Items from an interface collection:
• • •

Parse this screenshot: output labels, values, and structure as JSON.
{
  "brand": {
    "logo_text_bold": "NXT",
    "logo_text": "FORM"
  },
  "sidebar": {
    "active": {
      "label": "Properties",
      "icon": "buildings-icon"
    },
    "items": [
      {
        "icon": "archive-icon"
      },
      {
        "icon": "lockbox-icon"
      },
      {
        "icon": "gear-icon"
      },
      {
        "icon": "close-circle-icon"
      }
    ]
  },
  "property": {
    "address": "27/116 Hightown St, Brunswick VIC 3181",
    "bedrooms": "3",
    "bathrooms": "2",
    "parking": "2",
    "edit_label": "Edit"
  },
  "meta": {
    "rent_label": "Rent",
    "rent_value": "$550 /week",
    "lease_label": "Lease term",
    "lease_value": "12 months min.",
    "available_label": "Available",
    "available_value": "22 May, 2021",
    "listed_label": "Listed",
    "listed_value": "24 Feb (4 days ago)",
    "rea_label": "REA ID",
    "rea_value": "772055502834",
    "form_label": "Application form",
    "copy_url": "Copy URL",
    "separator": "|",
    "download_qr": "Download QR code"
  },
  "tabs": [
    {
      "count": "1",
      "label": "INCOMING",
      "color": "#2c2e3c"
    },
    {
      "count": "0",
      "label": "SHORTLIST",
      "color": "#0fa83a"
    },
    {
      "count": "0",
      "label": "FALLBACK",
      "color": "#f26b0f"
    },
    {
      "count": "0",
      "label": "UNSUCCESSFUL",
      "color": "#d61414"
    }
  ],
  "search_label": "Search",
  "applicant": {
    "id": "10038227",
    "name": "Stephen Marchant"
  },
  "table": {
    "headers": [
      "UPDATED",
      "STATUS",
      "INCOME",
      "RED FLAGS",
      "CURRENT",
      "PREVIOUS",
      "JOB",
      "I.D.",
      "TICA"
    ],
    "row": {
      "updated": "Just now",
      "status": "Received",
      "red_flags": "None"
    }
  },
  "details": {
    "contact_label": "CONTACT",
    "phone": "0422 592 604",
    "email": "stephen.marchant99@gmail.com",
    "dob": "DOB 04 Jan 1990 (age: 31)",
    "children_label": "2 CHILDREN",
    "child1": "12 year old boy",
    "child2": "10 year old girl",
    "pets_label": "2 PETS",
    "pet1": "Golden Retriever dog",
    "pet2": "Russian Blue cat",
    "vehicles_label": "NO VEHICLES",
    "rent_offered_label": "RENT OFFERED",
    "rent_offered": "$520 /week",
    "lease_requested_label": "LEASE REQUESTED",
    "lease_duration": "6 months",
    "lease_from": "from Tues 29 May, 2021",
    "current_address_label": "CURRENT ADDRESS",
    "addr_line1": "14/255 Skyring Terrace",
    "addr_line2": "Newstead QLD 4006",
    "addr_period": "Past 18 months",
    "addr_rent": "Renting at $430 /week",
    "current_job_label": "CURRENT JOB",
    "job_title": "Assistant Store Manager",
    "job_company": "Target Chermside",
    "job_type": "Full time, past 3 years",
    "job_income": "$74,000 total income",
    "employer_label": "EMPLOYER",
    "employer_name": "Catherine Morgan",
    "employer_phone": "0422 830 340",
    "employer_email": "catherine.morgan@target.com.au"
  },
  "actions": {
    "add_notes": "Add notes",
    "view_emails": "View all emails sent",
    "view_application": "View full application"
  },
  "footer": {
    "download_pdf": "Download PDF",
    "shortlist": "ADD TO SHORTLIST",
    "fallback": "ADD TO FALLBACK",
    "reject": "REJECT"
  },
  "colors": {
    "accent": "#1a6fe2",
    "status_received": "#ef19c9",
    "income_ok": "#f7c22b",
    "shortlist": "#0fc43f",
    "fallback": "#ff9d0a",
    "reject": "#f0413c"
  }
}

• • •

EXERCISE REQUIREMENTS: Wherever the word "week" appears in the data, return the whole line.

RESPONSE BELOW:
    "rent_value": "$550 /week",
    "rent_offered": "$520 /week",
    "addr_rent": "Renting at $430 /week",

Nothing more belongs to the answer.